I suspect that Ghosts runs long and dry because there are so many words, so much back and forth, and so many points of fact and personal history to be revealed. It's hard for the performers to deliver natural performances and still shoe horn the show into 90 minutes. 

One actor brought more to his role. Erik Dabrowski in the subsidiary role of Engstrand inhabited his character more naturally. It probably helps that he gets to play the character as drunk for much of his stage presence, but he was a believable drunk and a believable villain. Lauren Ashton Baker was largely believable as Regina. 

The Fringe Experience 

The Fringe seems to attract a lot of young actors and acting students. Over the course of an evening at the Fringe, you will get to meet people who will hand you postcards advertising their shows. It is also an opportunity to chat with young performers, producers, and technical people. 

A couple of members of what seems to be called the Clown Troupe invited me to attend their show Les Bancs. The catalog describes Les Bancs as "a variety clown show featuring physical comedy in the form of short skits." The two performers distilled that version into "clowns in space." Sounds interesting. 

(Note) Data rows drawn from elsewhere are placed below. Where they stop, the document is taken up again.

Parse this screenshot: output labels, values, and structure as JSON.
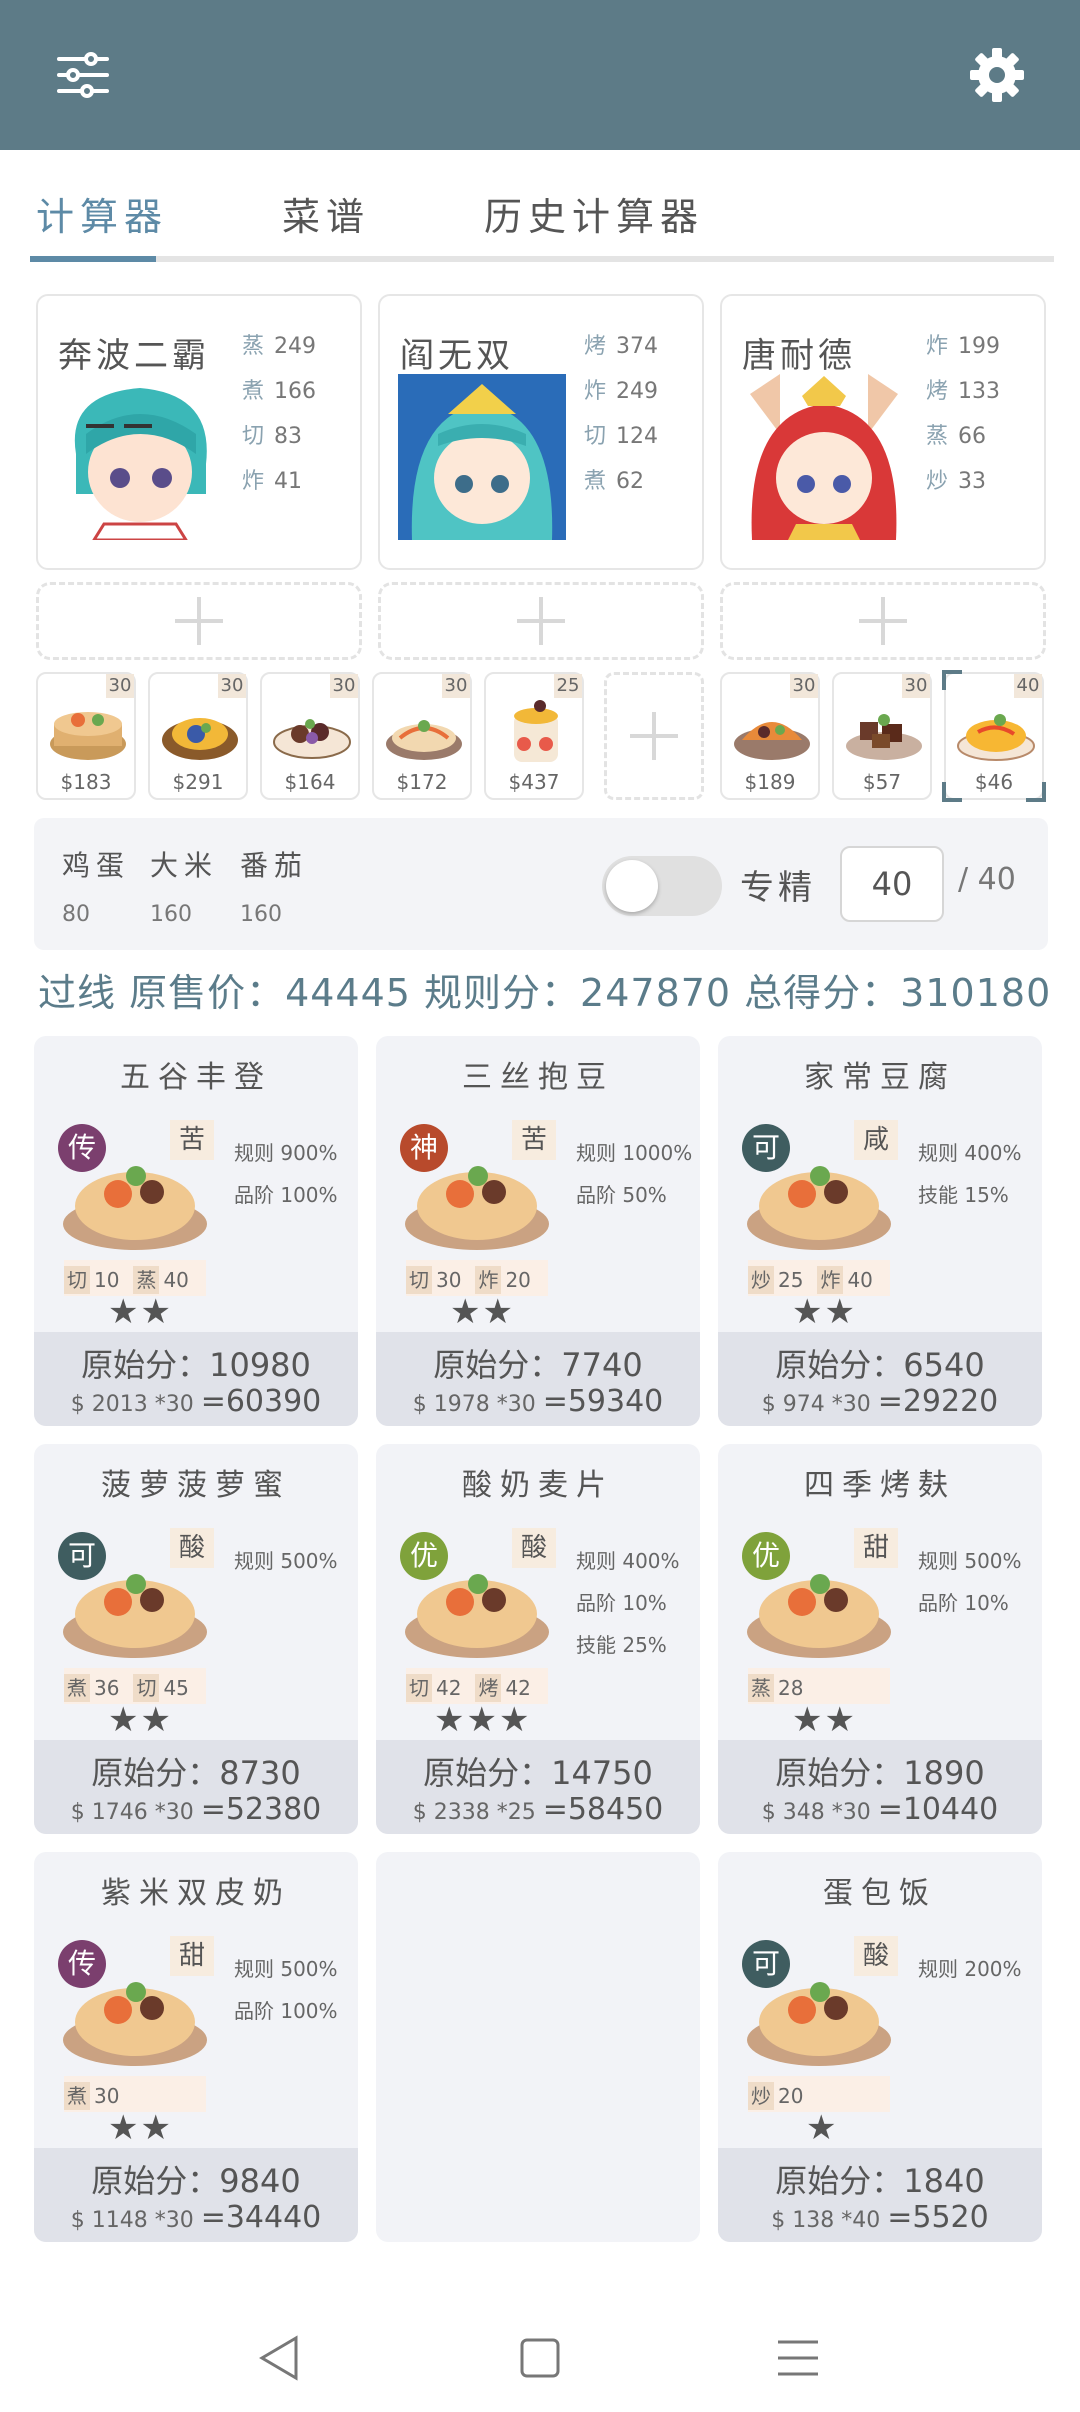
{
  "colors": {
    "appbar": "#5d7b87",
    "accent": "#5d8aa6",
    "grade_chuan": "#7b3f6e",
    "grade_shen": "#b84a2c",
    "grade_ke": "#3f5d60",
    "grade_you": "#7fa23b"
  },
  "appbar": {
    "menu_icon": "sliders-icon",
    "settings_icon": "gear-icon"
  },
  "tabs": [
    {
      "label": "计算器",
      "active": true
    },
    {
      "label": "菜谱",
      "active": false
    },
    {
      "label": "历史计算器",
      "active": false
    }
  ],
  "chefs": [
    {
      "name": "奔波二霸",
      "skills": [
        {
          "k": "蒸",
          "v": "249"
        },
        {
          "k": "煮",
          "v": "166"
        },
        {
          "k": "切",
          "v": "83"
        },
        {
          "k": "炸",
          "v": "41"
        }
      ]
    },
    {
      "name": "阎无双",
      "skills": [
        {
          "k": "烤",
          "v": "374"
        },
        {
          "k": "炸",
          "v": "249"
        },
        {
          "k": "切",
          "v": "124"
        },
        {
          "k": "煮",
          "v": "62"
        }
      ]
    },
    {
      "name": "唐耐德",
      "skills": [
        {
          "k": "炸",
          "v": "199"
        },
        {
          "k": "烤",
          "v": "133"
        },
        {
          "k": "蒸",
          "v": "66"
        },
        {
          "k": "炒",
          "v": "33"
        }
      ]
    }
  ],
  "recipe_slots": [
    {
      "qty": "30",
      "price": "$183"
    },
    {
      "qty": "30",
      "price": "$291"
    },
    {
      "qty": "30",
      "price": "$164"
    },
    {
      "qty": "30",
      "price": "$172"
    },
    {
      "qty": "25",
      "price": "$437"
    },
    {
      "qty": "30",
      "price": "$189"
    },
    {
      "qty": "30",
      "price": "$57"
    },
    {
      "qty": "40",
      "price": "$46"
    }
  ],
  "ingredients": [
    {
      "name": "鸡蛋",
      "value": "80"
    },
    {
      "name": "大米",
      "value": "160"
    },
    {
      "name": "番茄",
      "value": "160"
    }
  ],
  "specialize": {
    "label": "专精",
    "value": "40",
    "max": "/ 40",
    "enabled": false
  },
  "summary": "过线 原售价：44445 规则分：247870 总得分：310180",
  "dishes": [
    {
      "title": "五谷丰登",
      "grade": "传",
      "flavor": "苦",
      "rules": [
        "规则 900%",
        "品阶 100%"
      ],
      "skills": [
        {
          "t": "切",
          "v": "10"
        },
        {
          "t": "蒸",
          "v": "40"
        }
      ],
      "stars": "★★",
      "raw": "原始分：10980",
      "calc": "$ 2013 *30 ",
      "result": "=60390"
    },
    {
      "title": "三丝抱豆",
      "grade": "神",
      "flavor": "苦",
      "rules": [
        "规则 1000%",
        "品阶 50%"
      ],
      "skills": [
        {
          "t": "切",
          "v": "30"
        },
        {
          "t": "炸",
          "v": "20"
        }
      ],
      "stars": "★★",
      "raw": "原始分：7740",
      "calc": "$ 1978 *30 ",
      "result": "=59340"
    },
    {
      "title": "家常豆腐",
      "grade": "可",
      "flavor": "咸",
      "rules": [
        "规则 400%",
        "技能 15%"
      ],
      "skills": [
        {
          "t": "炒",
          "v": "25"
        },
        {
          "t": "炸",
          "v": "40"
        }
      ],
      "stars": "★★",
      "raw": "原始分：6540",
      "calc": "$ 974 *30 ",
      "result": "=29220"
    },
    {
      "title": "菠萝菠萝蜜",
      "grade": "可",
      "flavor": "酸",
      "rules": [
        "规则 500%"
      ],
      "skills": [
        {
          "t": "煮",
          "v": "36"
        },
        {
          "t": "切",
          "v": "45"
        }
      ],
      "stars": "★★",
      "raw": "原始分：8730",
      "calc": "$ 1746 *30 ",
      "result": "=52380"
    },
    {
      "title": "酸奶麦片",
      "grade": "优",
      "flavor": "酸",
      "rules": [
        "规则 400%",
        "品阶 10%",
        "技能 25%"
      ],
      "skills": [
        {
          "t": "切",
          "v": "42"
        },
        {
          "t": "烤",
          "v": "42"
        }
      ],
      "stars": "★★★",
      "raw": "原始分：14750",
      "calc": "$ 2338 *25 ",
      "result": "=58450"
    },
    {
      "title": "四季烤麸",
      "grade": "优",
      "flavor": "甜",
      "rules": [
        "规则 500%",
        "品阶 10%"
      ],
      "skills": [
        {
          "t": "蒸",
          "v": "28"
        }
      ],
      "stars": "★★",
      "raw": "原始分：1890",
      "calc": "$ 348 *30 ",
      "result": "=10440"
    },
    {
      "title": "紫米双皮奶",
      "grade": "传",
      "flavor": "甜",
      "rules": [
        "规则 500%",
        "品阶 100%"
      ],
      "skills": [
        {
          "t": "煮",
          "v": "30"
        }
      ],
      "stars": "★★",
      "raw": "原始分：9840",
      "calc": "$ 1148 *30 ",
      "result": "=34440"
    },
    {
      "title": "蛋包饭",
      "grade": "可",
      "flavor": "酸",
      "rules": [
        "规则 200%"
      ],
      "skills": [
        {
          "t": "炒",
          "v": "20"
        }
      ],
      "stars": "★",
      "raw": "原始分：1840",
      "calc": "$ 138 *40 ",
      "result": "=5520"
    }
  ],
  "navbar": {
    "back": "back-icon",
    "home": "home-icon",
    "menu": "menu-icon"
  }
}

Another conversation of interest. When I stopped into a local cafe for dinner, I noticed about a dozen young people circled around what looked like a photocopy of a board game. At the same time, they all had what looked like scripts. In conversation, I was told that they are a group of Chinese students studying at USC, UCLA, and Cal Arts, and that they are the cast and crew for a production called House of Tales. And yes, they had decided that rather than do another run through before that night's performance, they preferred to relax a bit by playing a board game. 

This was all explained to me by their stage manager Xingsi Chen. The stage play is adapted from a book of stories going back to early 1700s China. Considering that the players and tech people come from prestigious drama schools, this one might be worth seeing. 

SPOILER ALERT 

Was there actually a Lars Mattsun, author of the play RESA FANTASTISKT MYSTISK? Does a theater company that calls itself the Burglars of Hamm do anything without a bit of tongue in cheek? Could they have created a spoof on the Scandinavian theater genre all by themselves, in spite of the dearth of Strindberg level talents available to us nowadays? Or was there a Lars Mattsun and an otherwise comedic troupe that wanted to take on a weighty work? 

I suppose it wouldn't be fair to give away any secrets that might remain in the potential viewer's mind -- but all questions will be eliminated by the first two or three minutes of the show (which is a very effective bit of clowning). On the other hand, it would be better for your ultimate enjoyment of the show to walk in expecting a densely literary, deeply philosophical work (in the way that only Scandinavians can do in the brooding Scandinavian style) and enjoy the surprise. 

I'll leave it at that but add a few comments on the actual effect of this show. What we get through the earphones are the thoughts and feelings of the director as he watches his show come to fruition. In this case, they are all the irritations about how the actor fails to achieve the lofty goals here, or frankly misses a couple of lines there. We get hints (and outright spewing) about the petty personal conflicts and rivalries between players and the director. It's meant in fun, but there is a bit of insight into the process of communal creativity. Sometimes things don't work, and sometimes they work well, but not in the way that the director wanted.

 

(Bob Gelfand writes on science, culture, and politics for CityWatch. He can be reached at amrep535@sbcglobal.net

-cw